MystikPiglit
18-06-2009, 12:05 PM
:cry2:


Old people always came and sit next to me on the bus to talk. It's good to share time.

luvthemouse
21-06-2009, 12:18 AM
I've read this many times and it never fails to bring tears to my eyes. The majority of my patients are geriatric, and I truly enjoy talking with all of them..

Tink
21-06-2009, 01:10 PM
MystikPiglit, when we were on holiday in Hawaii, we took the public bus (Hawaii has the best public bus system in the US) on Oahu to the Pearl Harbor Exhibit.

On the way back, a very elderly woman of Asian descent (I'm guessing Japanese, given her clothing) told me her life story. It was very hard to maintain composure, but my favorite memory of that holiday.

Perhaps because I've always loved oral history over written, I view our elders retellings of their lives as our greatest treasure. I wish their experiences were valued more than our collective society currently does. :sigh:

MystikPiglit
21-06-2009, 03:13 PM
I view our elders retellings of their lives as our greatest treasure. I wish their experiences were valued more than our collective society currently does. :sigh:

I totally agree with you.:hug2:

Deb
22-06-2009, 10:01 AM
My family were never an affectionate, close family. My Mam moved in with my Nanna to take care of your when she got Alzheimers, but I never saw her hug her. When Nanna got to bad she was moved to a care home for a while. At this point she could really do nothing for herself, or speak, and it used to really upset me particularly to see the staff who were supposed to be feeding her leave a plate of food in front of her, and take it away because she hadn't touched it, despite knowing she couldn't hold a knife or fork, or didn't know what food was anymore. But I digress.

There was a particular time we went to visit her when we knew she was getting very bad, and my Mam and Sister sat on chairs around the room whilst Nanna was in a wheelchair in the centre. I went to hold her hand, and then I just started stroking her head, running my fingers through her hair, and touching the skin on her face. Immediately she smiled - the first one since we could remember, a great big serene smile and laid her deliberately head against me as I did it. It amazed me that my family could see her response yet didn't feel comfortable touching her themselves. It's not that they're cold people you understand, it just wasn't the done thing in our family. I realised that it must have been such a long time since someone touched her in a tender loving way, rather than just to be functional, and goodness, don't we all need that?

Whe she was very ill and taken into hospital the next week we went to see her. She was asleep and had her eyes closed, and I was holding her hand. Suddenly her eyes opened, she looked me straight in the eyes, and with perfect lucidity (it seemed to me) said "Deborah". She hadn't been able to remember anyone's name for years, and I do feel that the simple connection the week before had helped.

I too have read that poem before and it always reminds me of that, and the fact that inside an older person there is always the person they have been since they were born.

Tink
22-06-2009, 11:52 AM
She did know you.
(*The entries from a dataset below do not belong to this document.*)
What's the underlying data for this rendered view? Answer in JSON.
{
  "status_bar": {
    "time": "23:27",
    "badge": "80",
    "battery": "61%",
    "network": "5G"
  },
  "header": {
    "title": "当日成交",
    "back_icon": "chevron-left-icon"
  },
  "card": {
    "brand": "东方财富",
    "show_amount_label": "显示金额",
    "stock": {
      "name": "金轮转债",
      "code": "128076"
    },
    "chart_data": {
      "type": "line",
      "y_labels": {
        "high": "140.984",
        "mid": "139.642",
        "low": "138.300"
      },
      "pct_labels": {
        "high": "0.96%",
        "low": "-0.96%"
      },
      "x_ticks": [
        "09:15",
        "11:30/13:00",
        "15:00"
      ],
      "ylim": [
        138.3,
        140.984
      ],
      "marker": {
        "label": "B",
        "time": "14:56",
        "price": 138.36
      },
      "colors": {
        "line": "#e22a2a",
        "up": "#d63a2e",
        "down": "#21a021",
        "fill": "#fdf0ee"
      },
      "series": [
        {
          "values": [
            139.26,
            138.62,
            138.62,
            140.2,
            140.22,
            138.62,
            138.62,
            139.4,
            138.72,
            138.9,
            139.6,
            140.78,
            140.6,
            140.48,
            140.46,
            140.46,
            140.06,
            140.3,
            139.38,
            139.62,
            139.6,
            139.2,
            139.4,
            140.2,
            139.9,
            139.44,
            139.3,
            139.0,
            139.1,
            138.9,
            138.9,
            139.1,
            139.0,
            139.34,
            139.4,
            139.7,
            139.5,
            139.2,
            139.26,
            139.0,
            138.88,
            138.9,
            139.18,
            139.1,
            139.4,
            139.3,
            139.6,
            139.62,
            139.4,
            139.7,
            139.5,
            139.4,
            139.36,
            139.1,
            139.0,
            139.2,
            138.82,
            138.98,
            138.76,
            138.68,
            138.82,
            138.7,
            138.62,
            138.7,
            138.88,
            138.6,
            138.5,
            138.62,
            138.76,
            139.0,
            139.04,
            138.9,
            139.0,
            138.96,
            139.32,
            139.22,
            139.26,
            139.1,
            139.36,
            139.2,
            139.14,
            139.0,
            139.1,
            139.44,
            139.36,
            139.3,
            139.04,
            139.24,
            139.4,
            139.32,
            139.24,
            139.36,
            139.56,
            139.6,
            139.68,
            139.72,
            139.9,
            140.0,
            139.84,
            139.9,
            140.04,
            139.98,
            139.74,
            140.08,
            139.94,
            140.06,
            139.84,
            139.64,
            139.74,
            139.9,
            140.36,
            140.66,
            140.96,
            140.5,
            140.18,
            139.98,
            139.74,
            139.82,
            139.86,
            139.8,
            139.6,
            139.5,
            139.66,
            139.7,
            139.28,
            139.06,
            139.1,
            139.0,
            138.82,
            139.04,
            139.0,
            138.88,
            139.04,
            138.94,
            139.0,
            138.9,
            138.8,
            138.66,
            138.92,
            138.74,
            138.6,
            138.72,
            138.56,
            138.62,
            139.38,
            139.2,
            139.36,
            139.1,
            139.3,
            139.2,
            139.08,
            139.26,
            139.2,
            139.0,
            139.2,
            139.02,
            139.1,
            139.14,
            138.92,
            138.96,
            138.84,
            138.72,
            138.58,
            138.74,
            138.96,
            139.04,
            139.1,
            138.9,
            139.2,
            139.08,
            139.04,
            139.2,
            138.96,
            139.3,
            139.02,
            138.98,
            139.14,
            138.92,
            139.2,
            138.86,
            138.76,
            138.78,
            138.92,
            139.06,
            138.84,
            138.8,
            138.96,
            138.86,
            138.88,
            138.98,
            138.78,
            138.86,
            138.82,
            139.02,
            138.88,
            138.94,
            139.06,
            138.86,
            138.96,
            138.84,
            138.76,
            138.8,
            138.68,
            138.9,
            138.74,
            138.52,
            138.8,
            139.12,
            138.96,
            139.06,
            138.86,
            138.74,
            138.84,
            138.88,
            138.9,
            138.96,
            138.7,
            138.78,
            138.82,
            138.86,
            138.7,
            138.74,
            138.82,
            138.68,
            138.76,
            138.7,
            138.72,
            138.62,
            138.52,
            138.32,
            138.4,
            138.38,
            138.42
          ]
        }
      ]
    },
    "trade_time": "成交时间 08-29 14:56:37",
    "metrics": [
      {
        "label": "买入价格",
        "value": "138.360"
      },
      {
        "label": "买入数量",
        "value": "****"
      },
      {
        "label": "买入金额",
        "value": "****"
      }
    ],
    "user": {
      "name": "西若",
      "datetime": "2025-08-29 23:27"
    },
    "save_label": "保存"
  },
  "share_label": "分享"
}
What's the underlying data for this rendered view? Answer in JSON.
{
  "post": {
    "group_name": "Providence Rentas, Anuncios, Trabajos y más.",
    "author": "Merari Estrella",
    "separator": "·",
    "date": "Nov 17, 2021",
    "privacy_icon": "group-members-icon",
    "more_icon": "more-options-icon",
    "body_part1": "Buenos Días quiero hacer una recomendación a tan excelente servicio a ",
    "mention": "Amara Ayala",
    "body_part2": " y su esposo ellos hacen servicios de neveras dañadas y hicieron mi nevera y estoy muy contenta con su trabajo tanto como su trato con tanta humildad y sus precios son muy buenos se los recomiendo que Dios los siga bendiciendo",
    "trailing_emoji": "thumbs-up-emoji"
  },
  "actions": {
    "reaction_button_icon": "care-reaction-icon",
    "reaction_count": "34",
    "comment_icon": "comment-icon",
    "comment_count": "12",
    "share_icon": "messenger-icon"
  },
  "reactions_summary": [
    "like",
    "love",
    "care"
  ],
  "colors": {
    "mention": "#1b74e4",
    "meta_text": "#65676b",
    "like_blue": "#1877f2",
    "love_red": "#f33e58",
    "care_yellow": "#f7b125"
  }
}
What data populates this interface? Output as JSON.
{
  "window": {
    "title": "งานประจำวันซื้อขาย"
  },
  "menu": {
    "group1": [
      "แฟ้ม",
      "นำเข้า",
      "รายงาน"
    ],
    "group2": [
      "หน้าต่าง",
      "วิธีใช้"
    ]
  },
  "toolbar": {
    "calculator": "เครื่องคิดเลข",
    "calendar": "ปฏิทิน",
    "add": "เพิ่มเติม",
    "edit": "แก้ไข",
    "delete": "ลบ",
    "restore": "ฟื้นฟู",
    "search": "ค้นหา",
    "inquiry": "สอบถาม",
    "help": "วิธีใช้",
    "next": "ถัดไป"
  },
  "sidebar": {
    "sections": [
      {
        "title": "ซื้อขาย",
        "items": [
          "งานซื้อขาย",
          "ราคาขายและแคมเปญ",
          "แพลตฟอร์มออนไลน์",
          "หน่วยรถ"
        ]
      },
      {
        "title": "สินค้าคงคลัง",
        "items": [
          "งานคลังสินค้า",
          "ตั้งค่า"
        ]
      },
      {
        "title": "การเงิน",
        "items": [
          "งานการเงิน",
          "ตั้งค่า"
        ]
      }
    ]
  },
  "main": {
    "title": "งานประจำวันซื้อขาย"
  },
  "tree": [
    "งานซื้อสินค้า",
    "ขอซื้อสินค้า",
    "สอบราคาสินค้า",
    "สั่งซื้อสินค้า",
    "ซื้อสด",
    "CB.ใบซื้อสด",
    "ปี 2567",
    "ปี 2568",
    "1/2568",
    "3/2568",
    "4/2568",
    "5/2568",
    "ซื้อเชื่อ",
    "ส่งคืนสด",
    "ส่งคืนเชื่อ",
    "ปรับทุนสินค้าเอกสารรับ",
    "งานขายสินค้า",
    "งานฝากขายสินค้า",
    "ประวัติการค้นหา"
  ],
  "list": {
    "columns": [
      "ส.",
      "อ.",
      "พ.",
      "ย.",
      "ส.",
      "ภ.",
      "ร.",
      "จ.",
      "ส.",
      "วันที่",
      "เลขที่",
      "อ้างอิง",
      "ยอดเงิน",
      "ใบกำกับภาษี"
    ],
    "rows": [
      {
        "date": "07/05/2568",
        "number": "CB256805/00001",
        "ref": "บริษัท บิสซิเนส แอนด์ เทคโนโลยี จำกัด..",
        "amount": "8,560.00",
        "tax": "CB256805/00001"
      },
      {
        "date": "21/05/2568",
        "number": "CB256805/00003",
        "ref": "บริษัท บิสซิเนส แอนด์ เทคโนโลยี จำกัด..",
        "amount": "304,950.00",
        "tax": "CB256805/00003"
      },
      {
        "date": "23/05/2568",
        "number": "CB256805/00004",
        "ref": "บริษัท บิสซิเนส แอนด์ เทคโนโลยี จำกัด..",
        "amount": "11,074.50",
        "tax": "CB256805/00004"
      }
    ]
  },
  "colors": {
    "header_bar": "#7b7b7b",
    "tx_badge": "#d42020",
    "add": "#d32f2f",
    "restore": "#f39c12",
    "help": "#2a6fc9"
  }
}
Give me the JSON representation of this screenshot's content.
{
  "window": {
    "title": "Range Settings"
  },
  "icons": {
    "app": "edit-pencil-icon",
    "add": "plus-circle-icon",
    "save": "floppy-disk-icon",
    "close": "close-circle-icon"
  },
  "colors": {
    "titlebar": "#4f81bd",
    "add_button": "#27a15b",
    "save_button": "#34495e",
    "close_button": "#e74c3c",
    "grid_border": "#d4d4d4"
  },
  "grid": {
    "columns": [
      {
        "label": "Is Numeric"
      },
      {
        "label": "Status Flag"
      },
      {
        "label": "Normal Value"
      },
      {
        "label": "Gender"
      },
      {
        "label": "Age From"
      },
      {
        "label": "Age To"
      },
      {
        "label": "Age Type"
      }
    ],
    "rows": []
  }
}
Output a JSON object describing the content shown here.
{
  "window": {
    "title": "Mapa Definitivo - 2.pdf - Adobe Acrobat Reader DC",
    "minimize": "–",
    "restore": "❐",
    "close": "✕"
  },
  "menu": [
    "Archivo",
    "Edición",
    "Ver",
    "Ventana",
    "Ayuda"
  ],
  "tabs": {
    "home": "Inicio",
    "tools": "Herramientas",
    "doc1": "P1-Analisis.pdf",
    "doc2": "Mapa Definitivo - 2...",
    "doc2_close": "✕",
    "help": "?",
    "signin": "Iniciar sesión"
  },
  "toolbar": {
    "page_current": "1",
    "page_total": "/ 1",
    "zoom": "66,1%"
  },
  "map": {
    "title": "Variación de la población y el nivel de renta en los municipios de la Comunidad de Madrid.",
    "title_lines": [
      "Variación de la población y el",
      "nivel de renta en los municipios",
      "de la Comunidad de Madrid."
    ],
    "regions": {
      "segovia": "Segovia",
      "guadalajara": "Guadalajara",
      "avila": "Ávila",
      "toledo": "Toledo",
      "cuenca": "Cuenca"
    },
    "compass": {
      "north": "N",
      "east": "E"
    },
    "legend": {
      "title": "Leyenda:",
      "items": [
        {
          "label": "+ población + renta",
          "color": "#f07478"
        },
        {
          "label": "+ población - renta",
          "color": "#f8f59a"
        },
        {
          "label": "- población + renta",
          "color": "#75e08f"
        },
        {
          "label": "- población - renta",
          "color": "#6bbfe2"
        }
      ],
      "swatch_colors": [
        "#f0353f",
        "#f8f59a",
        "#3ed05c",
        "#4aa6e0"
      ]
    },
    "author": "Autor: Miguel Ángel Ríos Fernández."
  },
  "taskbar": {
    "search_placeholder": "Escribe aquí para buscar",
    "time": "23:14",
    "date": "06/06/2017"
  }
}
That isn't a statement of belief, it is a statement of fact and reality.

The brain in Alz. as it grows smaller and gaping "holes" are created does lose it's functions in fairly predictable ways. You can see the progression of the disease, and you can learn interventions that are affective given the remaining working portions of the brain.

You did exactly the correct thing to form a connection with her, given what remained of her working brain and it was effective.

Caregivers who leave food in front of a person with this illness and walk away need to be fired on the spot (and yes, I have done so and will continue to do so when I see it). There is no excuse for that. It is clinical neglect and can be deemed clinical abuse in some cases.

Every single one of us is responsible for the way our elders are treated in society, hospitals, care facilities and private homes. Everyone. Not just the person doing the most difficult job in the world; providing that care.

I'm going to try very hard not to be too strident here, but as you all know very well, it is my passion.